As the title suggests, what is required to prove is that $$\tan5 \theta = \frac {5\tan \theta -10 \tan ^3 \theta +\tan ^5 \theta} {1-10\tan ^2 \theta +5\tan ^4 \theta}$$

I was looking back through my old high school tests and came across this monster and have now -as I did then- no idea where to start with it. This was a test on a 'Complex numbers' unit so using complex numbers is required to prove it (which sadly, I'm quite out of practice on). I'd be really interested to see a solution to problem which has been on the back of my mind ever since I put my eyes on it for the first time. I'm assuming the first step should be to open $\tan 5\theta = \frac {\sin 5\theta} {\cos 5\theta}$ but I could be mistaken.

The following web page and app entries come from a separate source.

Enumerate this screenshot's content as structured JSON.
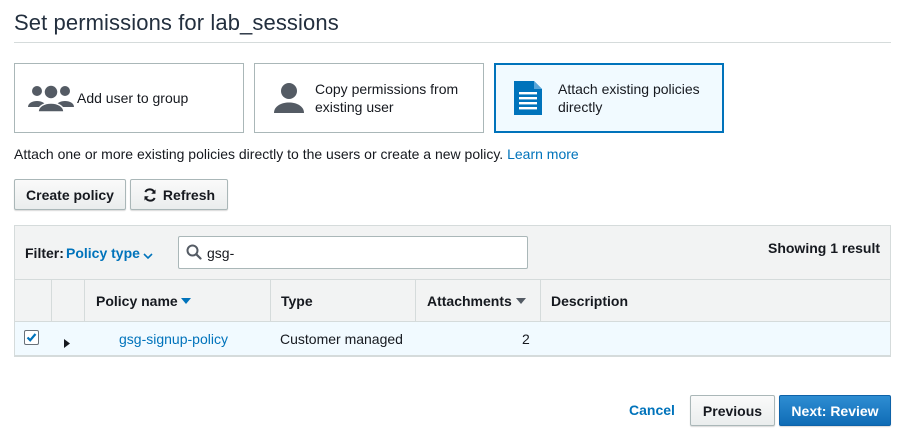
{
  "page": {
    "title": "Set permissions for lab_sessions"
  },
  "options": [
    {
      "label": "Add user to group",
      "icon": "users-group-icon"
    },
    {
      "label_line1": "Copy permissions from",
      "label_line2": "existing user",
      "icon": "user-icon"
    },
    {
      "label_line1": "Attach existing policies",
      "label_line2": "directly",
      "icon": "document-icon",
      "selected": true
    }
  ],
  "intro": {
    "text": "Attach one or more existing policies directly to the users or create a new policy.",
    "link": "Learn more"
  },
  "toolbar": {
    "create_label": "Create policy",
    "refresh_label": "Refresh"
  },
  "filter": {
    "label": "Filter:",
    "value": "Policy type",
    "search_value": "gsg-",
    "showing": "Showing 1 result"
  },
  "table": {
    "columns": [
      "Policy name",
      "Type",
      "Attachments",
      "Description"
    ],
    "rows": [
      {
        "checked": true,
        "policy_name": "gsg-signup-policy",
        "type": "Customer managed",
        "attachments": "2",
        "description": ""
      }
    ]
  },
  "footer": {
    "cancel_label": "Cancel",
    "previous_label": "Previous",
    "next_label": "Next: Review"
  },
  "colors": {
    "accent": "#0073bb",
    "selected_bg": "#f1faff",
    "border": "#aab7b8",
    "header_bg": "#f2f3f3",
    "primary_button": "#1a7ec4"
  }
}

• Try considering the real and imaginary parts on both sides of De Moivre's formula for $n = 5$: $$\cos 5\theta + i \sin 5\theta =(\cos \theta + i\sin\theta)^5$$ and using Binomial expansion for the right hand side. – Yiyuan Lee Aug 31 '15 at 11:42
• @Malcom, See math.stackexchange.com/questions/346368/… – lab bhattacharjee Aug 31 '15 at 13:05

$$\cos5x+i\sin5x=\left(\cos x+i\sin x\right)^{5}=$$$$\cos^{5}x-10\cos^{3}x\sin^{2}x+5\cos x\sin^{4}x+i\left(5\cos^{4}x\sin x-10\cos^{2}x\sin^{3}x+\sin^{5}x\right)$$
• Although equivalent, it's computationally a bit simpler to consider the argument of $(1+i\tan(x))^5$ – robjohn Aug 31 '15 at 12:15
$$\tan (3\theta + 2\theta)= (\tan 3\theta + \tan 2\theta)/(1-\tan 3\theta \tan2\theta )$$